Hereford: an hour’s drive away, this attractive cathedral city is home to the famous Mappa Mundi, a medieval map of the world dating from the 1300s. Further highlights include the Chained Library, the Black and White House Museum, and the life-sized Hereford Bull Statue.  

Brecon Mountain Railway: this heritage line follows part of the route of the original Brecon & Merthyr Railway which closed in 1964. The 90-minute journey heads north from near Merthyr Tydfil into Brecon Beacons (Bannau Brycheiniog) National Park, passing a large reservoir as it climbs up to Torpantau station.  

Cardiff: an hour’s drive away, the Welsh capital of Cardiff warrants a visit for its cultural and historical thrills.
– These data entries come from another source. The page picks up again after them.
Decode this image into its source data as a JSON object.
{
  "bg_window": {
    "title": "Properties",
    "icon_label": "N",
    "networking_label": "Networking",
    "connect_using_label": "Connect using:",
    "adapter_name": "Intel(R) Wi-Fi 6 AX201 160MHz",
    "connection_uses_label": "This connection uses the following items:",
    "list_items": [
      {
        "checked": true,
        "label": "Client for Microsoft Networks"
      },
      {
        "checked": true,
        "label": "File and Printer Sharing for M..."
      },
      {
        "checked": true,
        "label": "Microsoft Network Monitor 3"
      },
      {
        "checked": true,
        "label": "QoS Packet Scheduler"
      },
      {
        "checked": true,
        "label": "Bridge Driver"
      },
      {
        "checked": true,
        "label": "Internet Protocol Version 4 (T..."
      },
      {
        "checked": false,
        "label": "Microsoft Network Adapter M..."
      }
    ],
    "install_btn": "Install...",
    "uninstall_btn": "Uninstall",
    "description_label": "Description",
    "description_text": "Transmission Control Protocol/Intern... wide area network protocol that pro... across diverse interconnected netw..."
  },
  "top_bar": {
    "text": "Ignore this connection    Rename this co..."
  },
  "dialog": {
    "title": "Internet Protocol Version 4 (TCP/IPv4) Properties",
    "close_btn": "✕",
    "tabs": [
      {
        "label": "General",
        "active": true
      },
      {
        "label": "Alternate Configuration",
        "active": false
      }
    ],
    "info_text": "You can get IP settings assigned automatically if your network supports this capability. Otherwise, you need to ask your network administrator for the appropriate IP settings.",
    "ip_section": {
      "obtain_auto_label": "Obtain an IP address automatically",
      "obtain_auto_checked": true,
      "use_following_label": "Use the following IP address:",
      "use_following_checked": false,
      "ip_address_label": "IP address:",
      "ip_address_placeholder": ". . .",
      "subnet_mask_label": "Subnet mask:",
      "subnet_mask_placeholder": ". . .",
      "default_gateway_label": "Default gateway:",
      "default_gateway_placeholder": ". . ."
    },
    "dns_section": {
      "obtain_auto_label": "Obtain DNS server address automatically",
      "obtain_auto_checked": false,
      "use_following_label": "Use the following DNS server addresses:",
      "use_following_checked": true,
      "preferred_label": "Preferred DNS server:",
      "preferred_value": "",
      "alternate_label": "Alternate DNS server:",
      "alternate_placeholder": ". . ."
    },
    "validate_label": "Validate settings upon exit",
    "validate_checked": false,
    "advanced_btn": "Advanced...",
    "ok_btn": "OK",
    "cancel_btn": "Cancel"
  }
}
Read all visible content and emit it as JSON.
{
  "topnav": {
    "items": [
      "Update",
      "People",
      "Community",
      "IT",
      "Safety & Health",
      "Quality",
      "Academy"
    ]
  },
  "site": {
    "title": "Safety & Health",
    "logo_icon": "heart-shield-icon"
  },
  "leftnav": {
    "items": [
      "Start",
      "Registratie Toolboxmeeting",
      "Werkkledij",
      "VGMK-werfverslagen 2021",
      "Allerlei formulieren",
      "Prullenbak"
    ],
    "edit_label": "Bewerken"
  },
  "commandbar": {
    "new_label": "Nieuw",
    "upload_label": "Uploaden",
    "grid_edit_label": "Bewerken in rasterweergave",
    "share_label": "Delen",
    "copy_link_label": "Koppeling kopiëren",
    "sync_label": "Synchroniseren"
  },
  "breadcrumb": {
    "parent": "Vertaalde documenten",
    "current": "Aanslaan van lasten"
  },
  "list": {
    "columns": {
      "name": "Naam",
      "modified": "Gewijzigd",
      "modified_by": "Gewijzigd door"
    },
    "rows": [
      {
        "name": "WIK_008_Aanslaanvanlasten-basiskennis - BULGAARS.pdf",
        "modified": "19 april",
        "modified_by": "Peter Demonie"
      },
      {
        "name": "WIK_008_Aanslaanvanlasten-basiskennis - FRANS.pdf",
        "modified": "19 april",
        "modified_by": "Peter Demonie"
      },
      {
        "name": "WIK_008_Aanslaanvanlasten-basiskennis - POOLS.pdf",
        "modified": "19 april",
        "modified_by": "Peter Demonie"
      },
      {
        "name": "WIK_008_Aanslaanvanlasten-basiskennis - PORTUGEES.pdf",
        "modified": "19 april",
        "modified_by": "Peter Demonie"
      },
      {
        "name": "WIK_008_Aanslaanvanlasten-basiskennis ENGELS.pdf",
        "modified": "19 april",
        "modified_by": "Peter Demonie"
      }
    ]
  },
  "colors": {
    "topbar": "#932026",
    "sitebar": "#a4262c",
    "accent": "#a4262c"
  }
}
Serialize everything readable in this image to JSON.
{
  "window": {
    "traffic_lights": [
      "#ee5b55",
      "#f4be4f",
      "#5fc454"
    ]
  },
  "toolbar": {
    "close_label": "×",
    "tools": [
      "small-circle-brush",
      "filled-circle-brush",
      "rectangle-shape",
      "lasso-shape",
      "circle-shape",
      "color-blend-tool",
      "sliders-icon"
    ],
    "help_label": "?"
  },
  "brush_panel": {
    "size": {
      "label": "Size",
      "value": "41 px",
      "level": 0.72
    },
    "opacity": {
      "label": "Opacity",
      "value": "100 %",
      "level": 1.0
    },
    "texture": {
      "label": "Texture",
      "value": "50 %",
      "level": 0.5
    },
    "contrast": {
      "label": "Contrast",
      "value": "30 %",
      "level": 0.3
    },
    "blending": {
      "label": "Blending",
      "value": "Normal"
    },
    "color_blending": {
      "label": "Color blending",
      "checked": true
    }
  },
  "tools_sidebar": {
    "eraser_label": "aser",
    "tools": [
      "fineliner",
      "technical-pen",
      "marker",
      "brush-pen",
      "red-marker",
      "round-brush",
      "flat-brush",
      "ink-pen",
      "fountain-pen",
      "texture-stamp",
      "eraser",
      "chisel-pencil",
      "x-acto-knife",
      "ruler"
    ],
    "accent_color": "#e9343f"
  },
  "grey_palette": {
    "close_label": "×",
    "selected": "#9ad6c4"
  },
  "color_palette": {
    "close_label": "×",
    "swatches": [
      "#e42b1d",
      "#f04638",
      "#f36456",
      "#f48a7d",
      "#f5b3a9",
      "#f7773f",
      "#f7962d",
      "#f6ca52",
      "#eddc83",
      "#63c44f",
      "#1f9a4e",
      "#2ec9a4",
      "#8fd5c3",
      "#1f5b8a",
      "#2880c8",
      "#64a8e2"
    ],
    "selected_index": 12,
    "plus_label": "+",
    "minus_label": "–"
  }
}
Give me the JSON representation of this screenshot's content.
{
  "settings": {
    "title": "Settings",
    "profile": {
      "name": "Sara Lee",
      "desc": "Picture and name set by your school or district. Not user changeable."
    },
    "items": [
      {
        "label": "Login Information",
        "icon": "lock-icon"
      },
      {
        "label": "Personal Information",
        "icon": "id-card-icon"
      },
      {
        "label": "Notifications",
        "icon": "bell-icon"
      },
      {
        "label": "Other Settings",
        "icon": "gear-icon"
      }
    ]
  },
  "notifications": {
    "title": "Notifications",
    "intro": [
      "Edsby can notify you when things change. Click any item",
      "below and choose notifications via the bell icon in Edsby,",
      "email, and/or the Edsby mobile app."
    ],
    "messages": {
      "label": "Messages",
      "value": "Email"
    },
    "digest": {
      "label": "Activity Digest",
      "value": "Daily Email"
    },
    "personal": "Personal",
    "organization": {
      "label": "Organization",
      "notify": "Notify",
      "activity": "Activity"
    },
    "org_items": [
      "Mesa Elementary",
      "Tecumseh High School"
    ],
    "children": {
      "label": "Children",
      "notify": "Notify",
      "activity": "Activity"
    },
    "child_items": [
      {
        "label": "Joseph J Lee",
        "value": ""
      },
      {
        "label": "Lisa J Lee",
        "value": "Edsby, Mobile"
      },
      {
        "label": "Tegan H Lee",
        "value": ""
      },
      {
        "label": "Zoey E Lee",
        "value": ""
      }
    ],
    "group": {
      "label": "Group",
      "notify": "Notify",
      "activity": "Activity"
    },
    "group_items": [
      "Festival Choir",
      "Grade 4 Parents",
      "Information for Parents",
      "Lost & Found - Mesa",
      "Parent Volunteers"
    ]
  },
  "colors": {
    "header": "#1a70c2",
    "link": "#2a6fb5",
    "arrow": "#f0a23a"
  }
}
Highlights include St Fagan’s National Museum of History, Castell Coch, Cardiff Castle, and Cardiff Bay.  

7-night Brecon Beacons Guided
Walking

Accommodation: Nythfa House, Brecon

Departures: Apr-Nov 2023, 7 nights

Price from: £875pp

Book now or call 020 3974 8865

3-night Brecon Beacons Walking with Sightseeing

Accommodation: Nythfa House, Brecon

Departures: Jun-Aug 2023, 3 nights

Price from: £489pp

Book now or call 020 3974 8865